◆ **About this exercise**
In the following material, identify every line holding the string "JSON" and return it.

====

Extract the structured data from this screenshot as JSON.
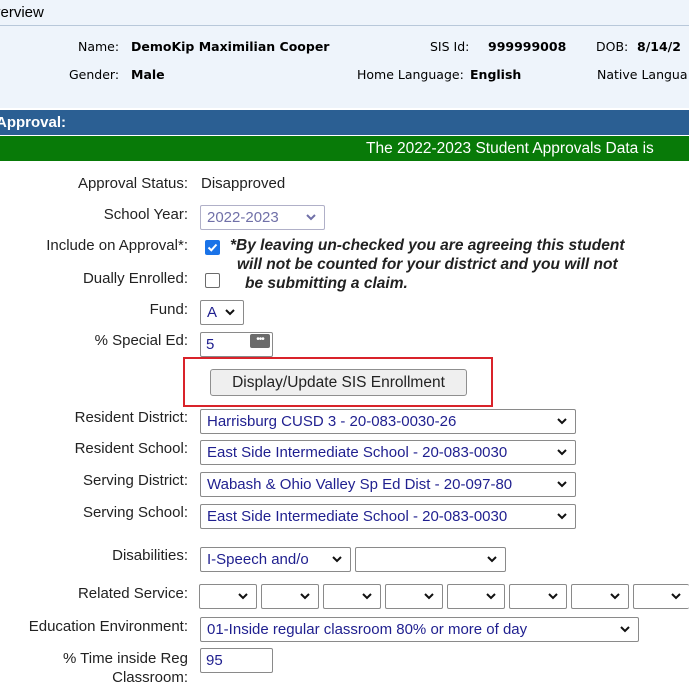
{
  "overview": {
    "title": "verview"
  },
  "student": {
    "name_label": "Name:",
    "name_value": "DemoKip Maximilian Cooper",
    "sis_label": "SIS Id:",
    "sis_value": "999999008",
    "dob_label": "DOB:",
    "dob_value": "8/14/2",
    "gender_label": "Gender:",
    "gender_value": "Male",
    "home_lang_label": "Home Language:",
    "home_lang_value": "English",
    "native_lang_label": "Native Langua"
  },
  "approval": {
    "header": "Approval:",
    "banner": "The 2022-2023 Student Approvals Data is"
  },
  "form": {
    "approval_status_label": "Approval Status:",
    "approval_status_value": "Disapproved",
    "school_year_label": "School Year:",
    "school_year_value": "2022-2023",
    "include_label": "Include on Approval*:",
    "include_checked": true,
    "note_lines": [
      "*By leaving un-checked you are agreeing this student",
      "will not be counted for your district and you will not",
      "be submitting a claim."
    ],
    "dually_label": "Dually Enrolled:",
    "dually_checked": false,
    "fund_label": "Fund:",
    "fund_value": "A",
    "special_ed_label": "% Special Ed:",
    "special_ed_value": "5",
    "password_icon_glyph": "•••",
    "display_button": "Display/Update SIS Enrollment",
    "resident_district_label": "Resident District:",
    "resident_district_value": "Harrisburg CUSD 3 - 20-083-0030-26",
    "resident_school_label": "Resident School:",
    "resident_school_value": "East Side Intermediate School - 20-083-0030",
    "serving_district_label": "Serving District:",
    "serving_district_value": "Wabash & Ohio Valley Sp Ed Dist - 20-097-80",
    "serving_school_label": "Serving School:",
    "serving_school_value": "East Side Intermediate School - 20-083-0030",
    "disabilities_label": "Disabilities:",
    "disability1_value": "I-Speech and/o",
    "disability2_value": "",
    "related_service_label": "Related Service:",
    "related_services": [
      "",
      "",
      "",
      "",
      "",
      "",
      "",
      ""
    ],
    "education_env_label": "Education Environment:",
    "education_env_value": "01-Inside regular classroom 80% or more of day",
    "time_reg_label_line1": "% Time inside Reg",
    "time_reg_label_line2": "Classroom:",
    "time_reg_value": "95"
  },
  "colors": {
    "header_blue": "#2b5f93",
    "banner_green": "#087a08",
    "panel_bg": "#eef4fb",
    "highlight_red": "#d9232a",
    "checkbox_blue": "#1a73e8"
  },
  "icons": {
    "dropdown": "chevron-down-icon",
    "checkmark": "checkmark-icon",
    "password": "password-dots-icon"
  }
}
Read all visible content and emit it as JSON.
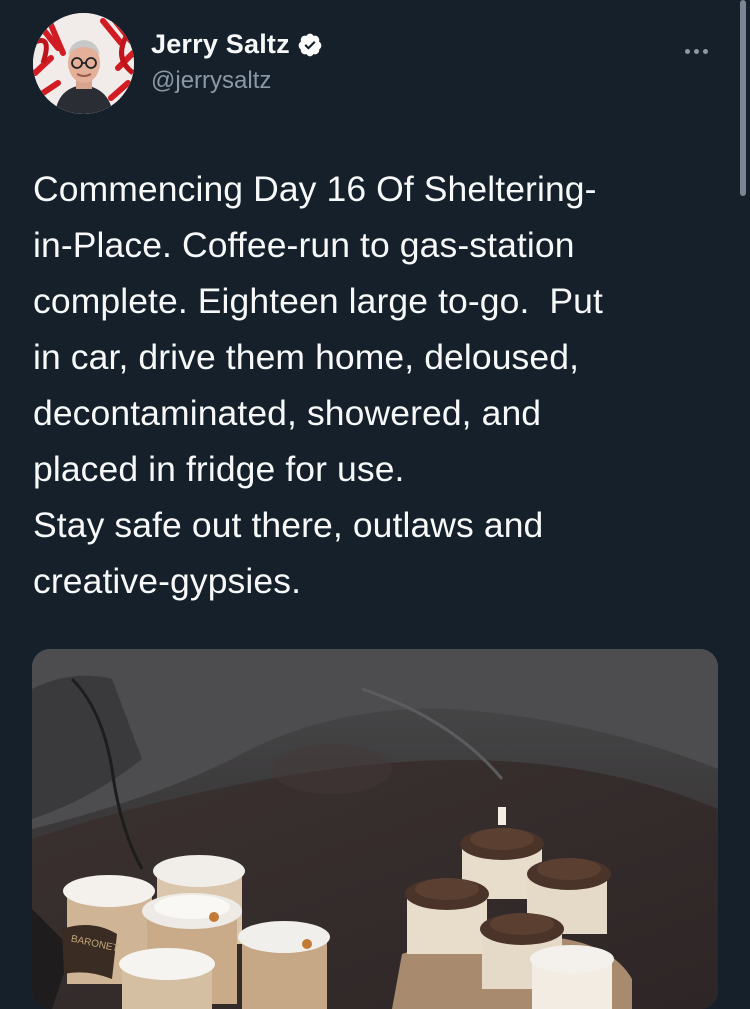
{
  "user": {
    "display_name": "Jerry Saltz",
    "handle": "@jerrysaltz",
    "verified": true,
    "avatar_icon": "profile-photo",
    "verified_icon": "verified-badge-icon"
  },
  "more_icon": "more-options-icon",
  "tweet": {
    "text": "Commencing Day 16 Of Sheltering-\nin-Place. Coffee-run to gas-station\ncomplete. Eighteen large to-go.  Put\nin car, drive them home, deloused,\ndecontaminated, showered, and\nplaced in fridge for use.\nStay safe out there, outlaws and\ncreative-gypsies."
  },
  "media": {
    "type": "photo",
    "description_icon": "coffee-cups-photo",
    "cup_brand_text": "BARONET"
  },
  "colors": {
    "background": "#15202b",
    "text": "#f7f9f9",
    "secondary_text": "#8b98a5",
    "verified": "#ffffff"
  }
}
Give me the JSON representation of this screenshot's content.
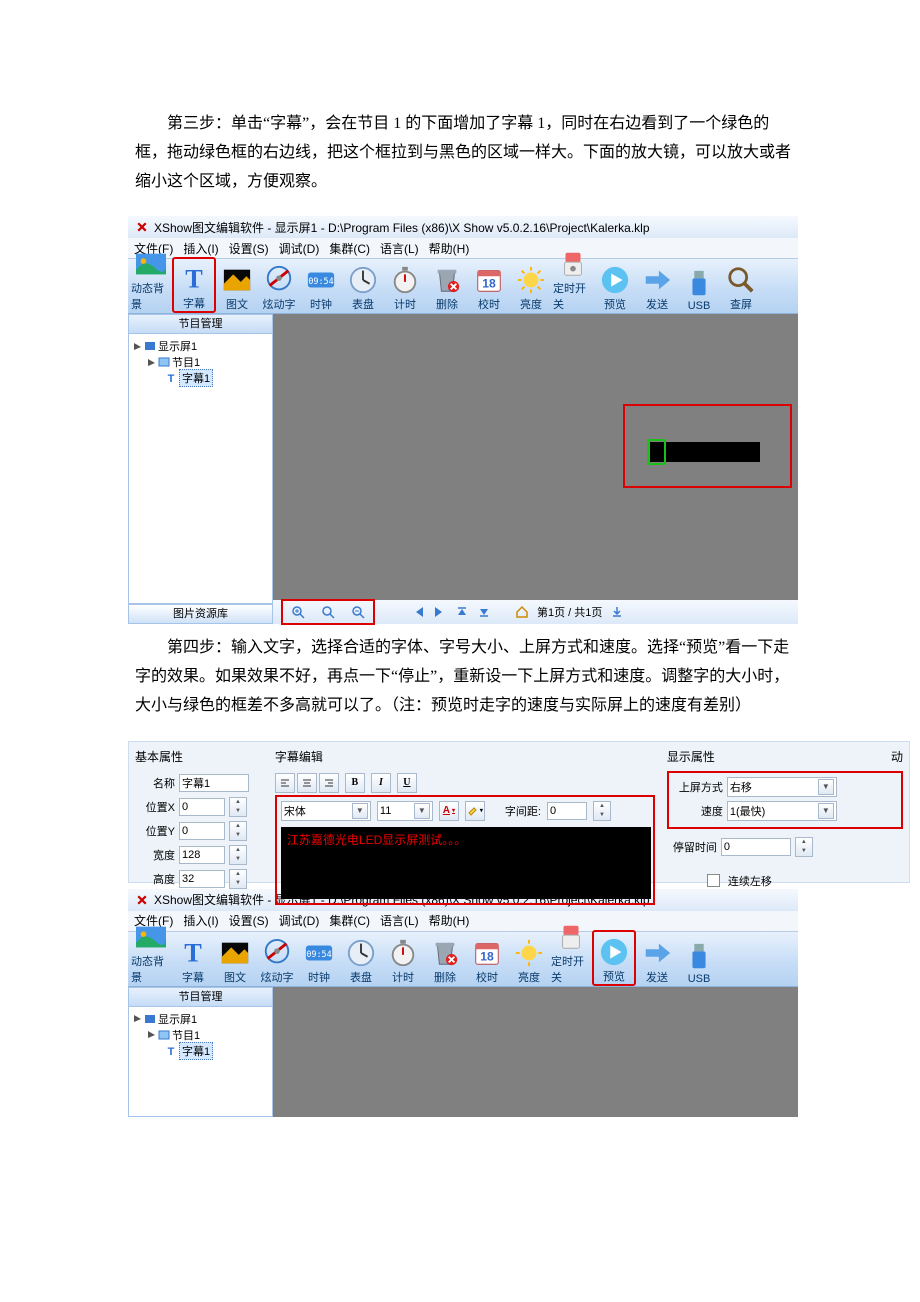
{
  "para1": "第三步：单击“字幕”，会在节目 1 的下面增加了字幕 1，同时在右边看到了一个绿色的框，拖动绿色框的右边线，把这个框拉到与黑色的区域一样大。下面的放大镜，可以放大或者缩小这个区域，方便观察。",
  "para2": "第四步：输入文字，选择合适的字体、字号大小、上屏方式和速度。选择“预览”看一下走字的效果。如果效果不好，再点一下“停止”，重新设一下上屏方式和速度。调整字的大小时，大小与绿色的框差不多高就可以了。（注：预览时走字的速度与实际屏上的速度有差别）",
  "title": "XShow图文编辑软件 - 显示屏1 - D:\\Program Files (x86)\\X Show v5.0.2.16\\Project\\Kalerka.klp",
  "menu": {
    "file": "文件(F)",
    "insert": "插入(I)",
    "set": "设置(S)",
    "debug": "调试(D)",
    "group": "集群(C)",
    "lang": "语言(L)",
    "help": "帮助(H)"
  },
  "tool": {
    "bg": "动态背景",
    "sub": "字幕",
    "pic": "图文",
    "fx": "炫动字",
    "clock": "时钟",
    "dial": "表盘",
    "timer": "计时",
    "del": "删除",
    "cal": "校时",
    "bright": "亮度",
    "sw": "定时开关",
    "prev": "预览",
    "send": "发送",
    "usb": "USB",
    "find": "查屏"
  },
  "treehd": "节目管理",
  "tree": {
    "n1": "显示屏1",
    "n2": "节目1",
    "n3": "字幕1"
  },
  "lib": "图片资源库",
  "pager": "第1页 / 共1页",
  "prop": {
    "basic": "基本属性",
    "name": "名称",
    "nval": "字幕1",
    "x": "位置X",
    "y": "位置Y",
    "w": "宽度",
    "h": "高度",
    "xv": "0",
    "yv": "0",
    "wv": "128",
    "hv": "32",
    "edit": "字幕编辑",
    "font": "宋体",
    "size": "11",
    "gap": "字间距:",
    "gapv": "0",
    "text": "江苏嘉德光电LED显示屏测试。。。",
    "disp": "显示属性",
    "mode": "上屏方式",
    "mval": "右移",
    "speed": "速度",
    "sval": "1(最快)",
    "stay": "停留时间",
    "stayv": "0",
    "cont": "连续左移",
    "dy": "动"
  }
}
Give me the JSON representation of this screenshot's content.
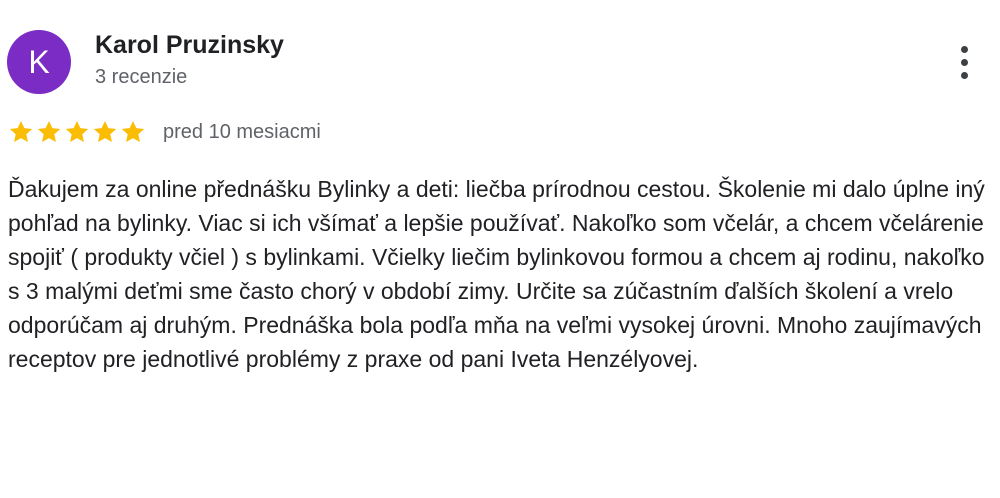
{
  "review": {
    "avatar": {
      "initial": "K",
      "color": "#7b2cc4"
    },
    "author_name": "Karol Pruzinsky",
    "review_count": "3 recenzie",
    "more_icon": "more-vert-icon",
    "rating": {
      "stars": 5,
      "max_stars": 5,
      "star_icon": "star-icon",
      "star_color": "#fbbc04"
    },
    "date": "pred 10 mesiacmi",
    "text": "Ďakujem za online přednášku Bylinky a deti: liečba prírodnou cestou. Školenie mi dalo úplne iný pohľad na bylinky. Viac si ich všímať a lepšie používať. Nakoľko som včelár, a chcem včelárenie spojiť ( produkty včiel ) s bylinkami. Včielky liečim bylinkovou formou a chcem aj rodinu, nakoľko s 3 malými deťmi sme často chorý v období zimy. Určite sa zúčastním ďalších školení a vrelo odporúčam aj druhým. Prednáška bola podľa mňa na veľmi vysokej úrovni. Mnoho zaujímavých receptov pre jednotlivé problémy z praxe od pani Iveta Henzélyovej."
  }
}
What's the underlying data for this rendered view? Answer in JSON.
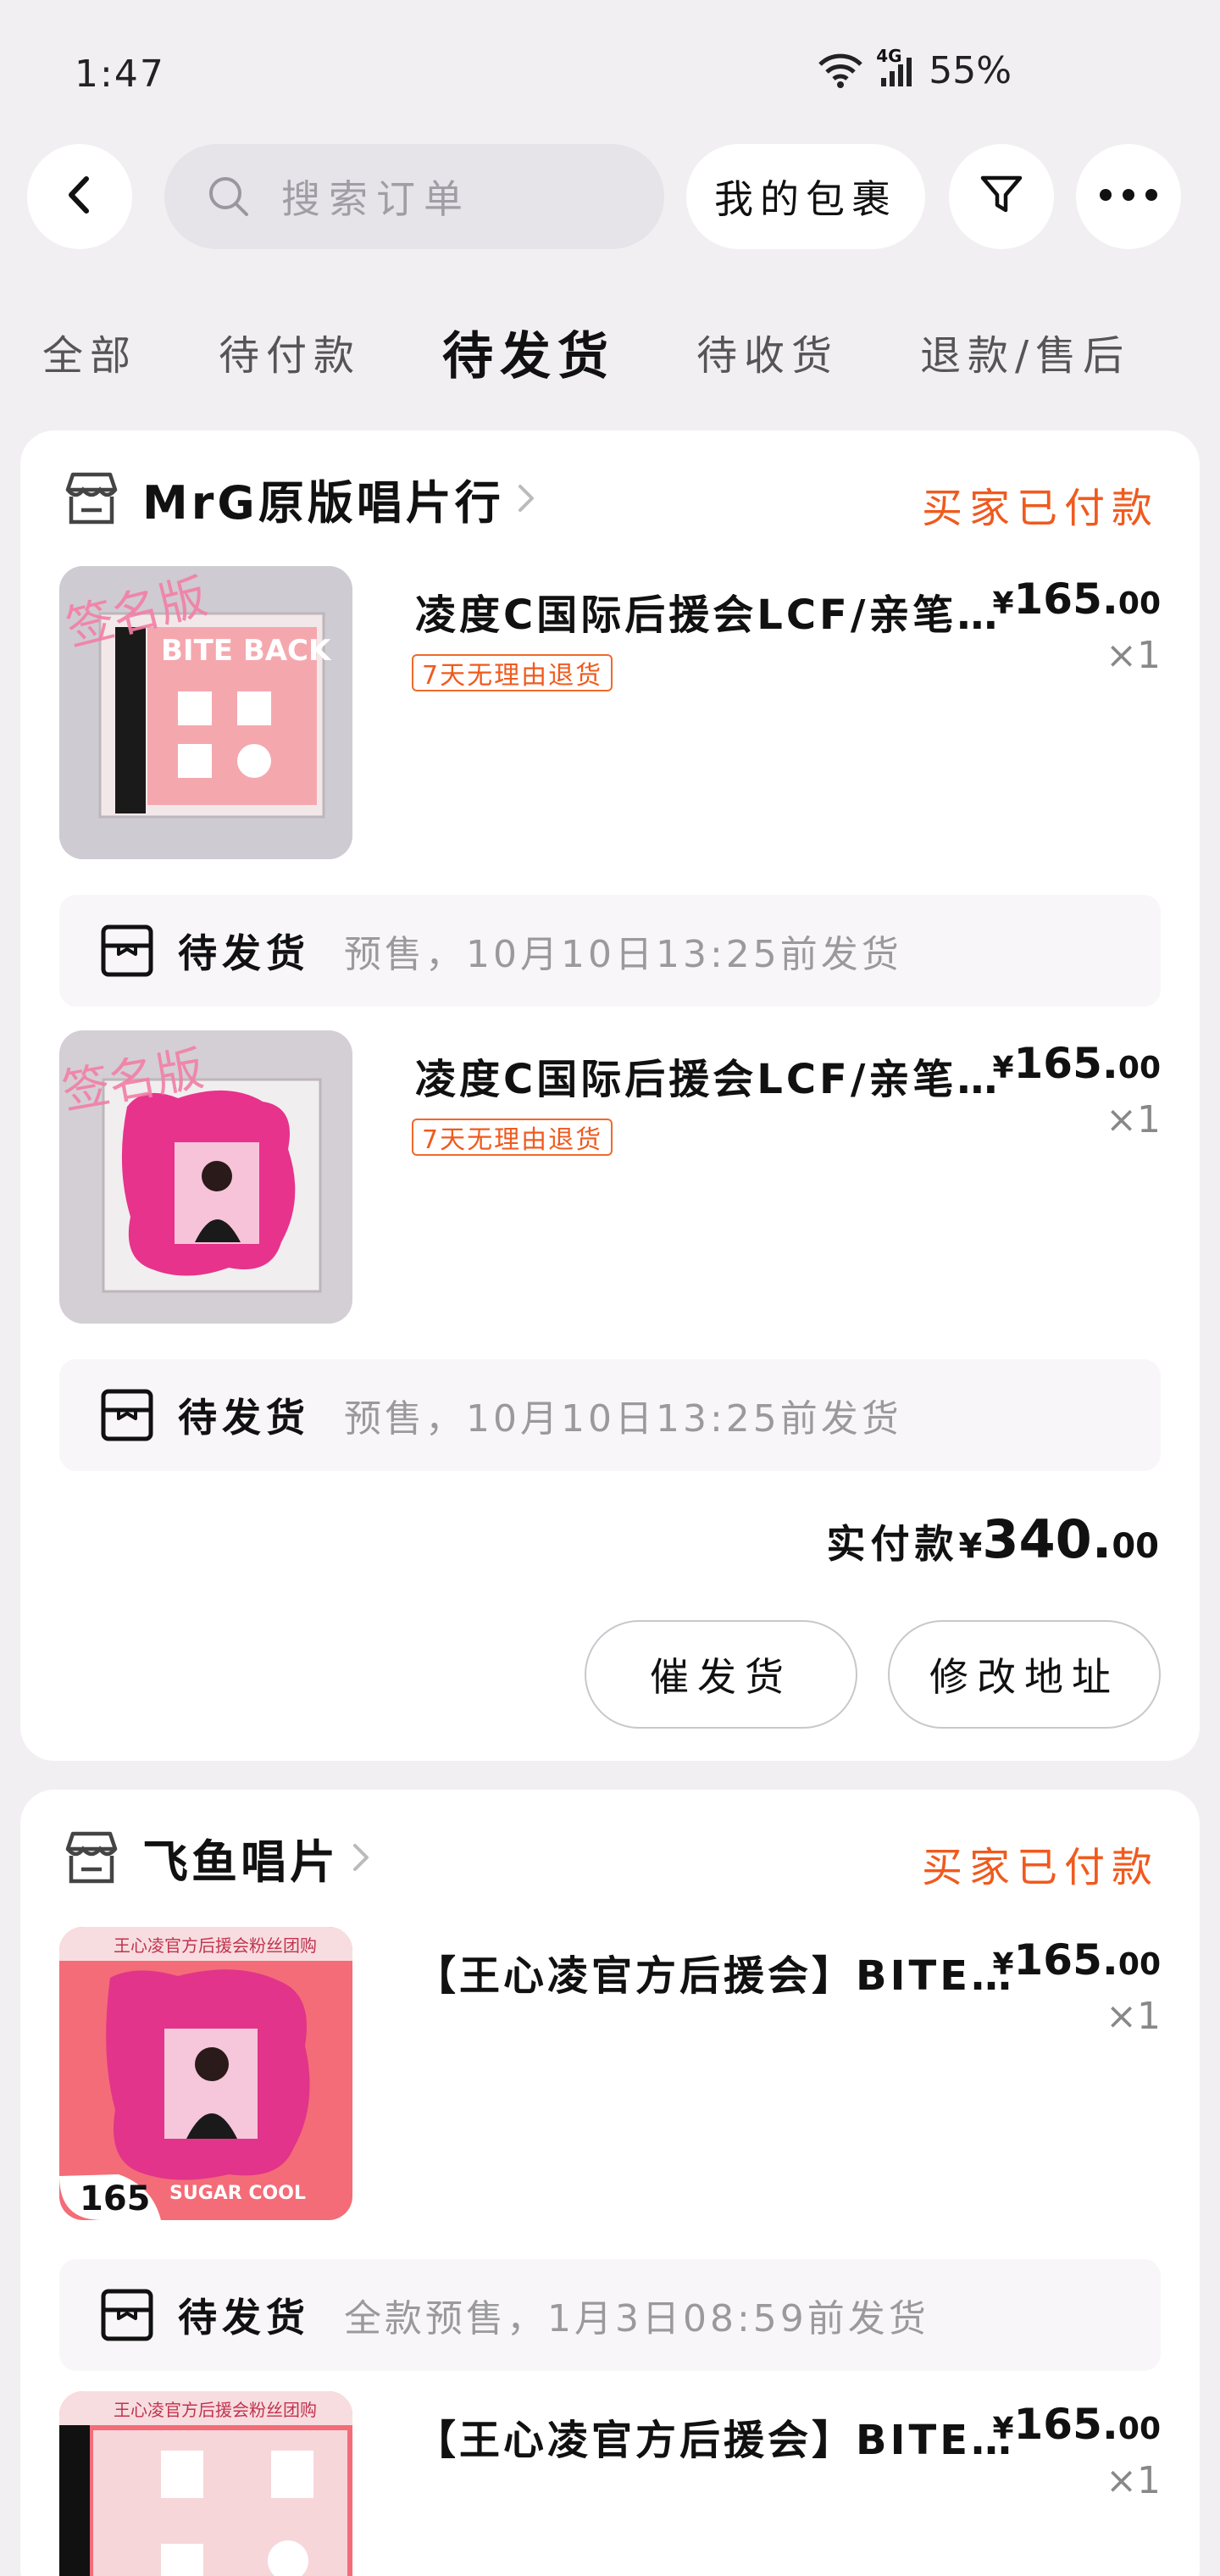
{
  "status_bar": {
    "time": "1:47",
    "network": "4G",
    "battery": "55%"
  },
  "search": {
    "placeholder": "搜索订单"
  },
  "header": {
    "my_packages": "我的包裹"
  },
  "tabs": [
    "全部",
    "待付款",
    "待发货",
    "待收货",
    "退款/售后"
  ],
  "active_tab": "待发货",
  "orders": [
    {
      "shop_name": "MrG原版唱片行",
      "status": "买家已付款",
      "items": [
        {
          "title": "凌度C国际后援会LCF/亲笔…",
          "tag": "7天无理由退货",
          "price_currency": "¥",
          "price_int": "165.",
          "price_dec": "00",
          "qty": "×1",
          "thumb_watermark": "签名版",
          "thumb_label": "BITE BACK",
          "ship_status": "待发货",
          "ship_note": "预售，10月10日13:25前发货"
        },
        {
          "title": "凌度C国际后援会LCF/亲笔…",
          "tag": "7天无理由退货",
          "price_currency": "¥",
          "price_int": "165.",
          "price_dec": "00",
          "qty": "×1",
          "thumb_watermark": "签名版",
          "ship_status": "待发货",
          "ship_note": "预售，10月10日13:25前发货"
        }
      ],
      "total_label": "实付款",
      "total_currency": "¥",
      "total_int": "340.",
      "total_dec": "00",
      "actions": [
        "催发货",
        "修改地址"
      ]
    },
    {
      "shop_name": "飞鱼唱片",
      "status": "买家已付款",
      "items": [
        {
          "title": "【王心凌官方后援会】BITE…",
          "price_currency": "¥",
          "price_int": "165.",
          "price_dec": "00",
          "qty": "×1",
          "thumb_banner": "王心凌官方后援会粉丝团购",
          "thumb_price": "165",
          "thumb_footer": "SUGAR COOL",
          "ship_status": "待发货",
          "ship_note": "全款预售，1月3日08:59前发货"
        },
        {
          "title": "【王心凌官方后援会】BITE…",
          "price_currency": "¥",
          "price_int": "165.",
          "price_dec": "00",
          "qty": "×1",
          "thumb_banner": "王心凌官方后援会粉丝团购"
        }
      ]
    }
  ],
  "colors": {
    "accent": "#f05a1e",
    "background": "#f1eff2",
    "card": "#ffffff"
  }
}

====

◆ **Response area**
Extract the structured data from this screenshot as JSON.
Read all visible content and emit it as JSON.
Give me the JSON representation of this screenshot's content.
Give me the JSON representation of this screenshot's content.
What's the underlying data for this rendered view? Answer in JSON.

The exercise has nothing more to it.